* _WHAT IS BEING ASKED_:
Copy out the complete listing, word for word.

* _MATERIAL FOR THIS EXERCISE_:

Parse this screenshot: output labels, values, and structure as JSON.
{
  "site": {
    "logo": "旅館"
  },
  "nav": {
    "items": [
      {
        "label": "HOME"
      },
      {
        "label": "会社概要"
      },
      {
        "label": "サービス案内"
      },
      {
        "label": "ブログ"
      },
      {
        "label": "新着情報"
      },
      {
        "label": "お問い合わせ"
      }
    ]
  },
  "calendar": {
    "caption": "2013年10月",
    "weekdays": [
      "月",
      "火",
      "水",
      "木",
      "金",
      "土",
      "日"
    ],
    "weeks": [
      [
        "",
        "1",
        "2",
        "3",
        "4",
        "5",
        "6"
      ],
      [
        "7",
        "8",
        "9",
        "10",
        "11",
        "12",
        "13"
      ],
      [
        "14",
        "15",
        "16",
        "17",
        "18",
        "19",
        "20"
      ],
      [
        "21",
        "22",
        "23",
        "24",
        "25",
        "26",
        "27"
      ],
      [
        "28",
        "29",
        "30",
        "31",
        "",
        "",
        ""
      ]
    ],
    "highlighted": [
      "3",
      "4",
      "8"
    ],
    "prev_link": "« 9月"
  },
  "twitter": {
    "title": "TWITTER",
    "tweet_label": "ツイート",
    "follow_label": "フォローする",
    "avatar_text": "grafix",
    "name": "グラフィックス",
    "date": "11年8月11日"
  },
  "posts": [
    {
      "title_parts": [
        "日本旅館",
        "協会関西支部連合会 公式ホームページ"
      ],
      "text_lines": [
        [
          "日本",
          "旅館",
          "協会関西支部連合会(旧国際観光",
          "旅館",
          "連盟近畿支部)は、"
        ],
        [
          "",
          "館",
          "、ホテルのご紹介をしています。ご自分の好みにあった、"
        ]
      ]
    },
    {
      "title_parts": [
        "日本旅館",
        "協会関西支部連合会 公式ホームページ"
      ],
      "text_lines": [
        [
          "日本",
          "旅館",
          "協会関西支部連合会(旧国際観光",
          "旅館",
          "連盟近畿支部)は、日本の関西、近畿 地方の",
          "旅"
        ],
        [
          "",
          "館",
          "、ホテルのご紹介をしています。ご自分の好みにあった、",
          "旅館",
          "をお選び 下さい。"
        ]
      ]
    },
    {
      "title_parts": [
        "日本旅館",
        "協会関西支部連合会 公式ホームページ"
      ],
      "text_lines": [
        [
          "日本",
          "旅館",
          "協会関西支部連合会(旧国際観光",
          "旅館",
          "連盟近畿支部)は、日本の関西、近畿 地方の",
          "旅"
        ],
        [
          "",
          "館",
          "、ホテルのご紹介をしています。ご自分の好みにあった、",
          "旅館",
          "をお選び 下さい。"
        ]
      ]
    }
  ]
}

* _RESULT BELOW_:
Parse this screenshot: output labels, values, and structure as JSON.
{
  "site": {
    "logo": "旅館"
  },
  "nav": {
    "items": [
      {
        "label": "HOME"
      },
      {
        "label": "会社概要"
      },
      {
        "label": "サービス案内"
      },
      {
        "label": "ブログ"
      },
      {
        "label": "新着情報"
      },
      {
        "label": "お問い合わせ"
      }
    ]
  },
  "calendar": {
    "caption": "2013年10月",
    "weekdays": [
      "月",
      "火",
      "水",
      "木",
      "金",
      "土",
      "日"
    ],
    "weeks": [
      [
        "",
        "1",
        "2",
        "3",
        "4",
        "5",
        "6"
      ],
      [
        "7",
        "8",
        "9",
        "10",
        "11",
        "12",
        "13"
      ],
      [
        "14",
        "15",
        "16",
        "17",
        "18",
        "19",
        "20"
      ],
      [
        "21",
        "22",
        "23",
        "24",
        "25",
        "26",
        "27"
      ],
      [
        "28",
        "29",
        "30",
        "31",
        "",
        "",
        ""
      ]
    ],
    "highlighted": [
      "3",
      "4",
      "8"
    ],
    "prev_link": "« 9月"
  },
  "twitter": {
    "title": "TWITTER",
    "tweet_label": "ツイート",
    "follow_label": "フォローする",
    "avatar_text": "grafix",
    "name": "グラフィックス",
    "date": "11年8月11日"
  },
  "posts": [
    {
      "title_parts": [
        "日本旅館",
        "協会関西支部連合会 公式ホームページ"
      ],
      "text_lines": [
        [
          "日本",
          "旅館",
          "協会関西支部連合会(旧国際観光",
          "旅館",
          "連盟近畿支部)は、"
        ],
        [
          "",
          "館",
          "、ホテルのご紹介をしています。ご自分の好みにあった、"
        ]
      ]
    },
    {
      "title_parts": [
        "日本旅館",
        "協会関西支部連合会 公式ホームページ"
      ],
      "text_lines": [
        [
          "日本",
          "旅館",
          "協会関西支部連合会(旧国際観光",
          "旅館",
          "連盟近畿支部)は、日本の関西、近畿 地方の",
          "旅"
        ],
        [
          "",
          "館",
          "、ホテルのご紹介をしています。ご自分の好みにあった、",
          "旅館",
          "をお選び 下さい。"
        ]
      ]
    },
    {
      "title_parts": [
        "日本旅館",
        "協会関西支部連合会 公式ホームページ"
      ],
      "text_lines": [
        [
          "日本",
          "旅館",
          "協会関西支部連合会(旧国際観光",
          "旅館",
          "連盟近畿支部)は、日本の関西、近畿 地方の",
          "旅"
        ],
        [
          "",
          "館",
          "、ホテルのご紹介をしています。ご自分の好みにあった、",
          "旅館",
          "をお選び 下さい。"
        ]
      ]
    }
  ]
}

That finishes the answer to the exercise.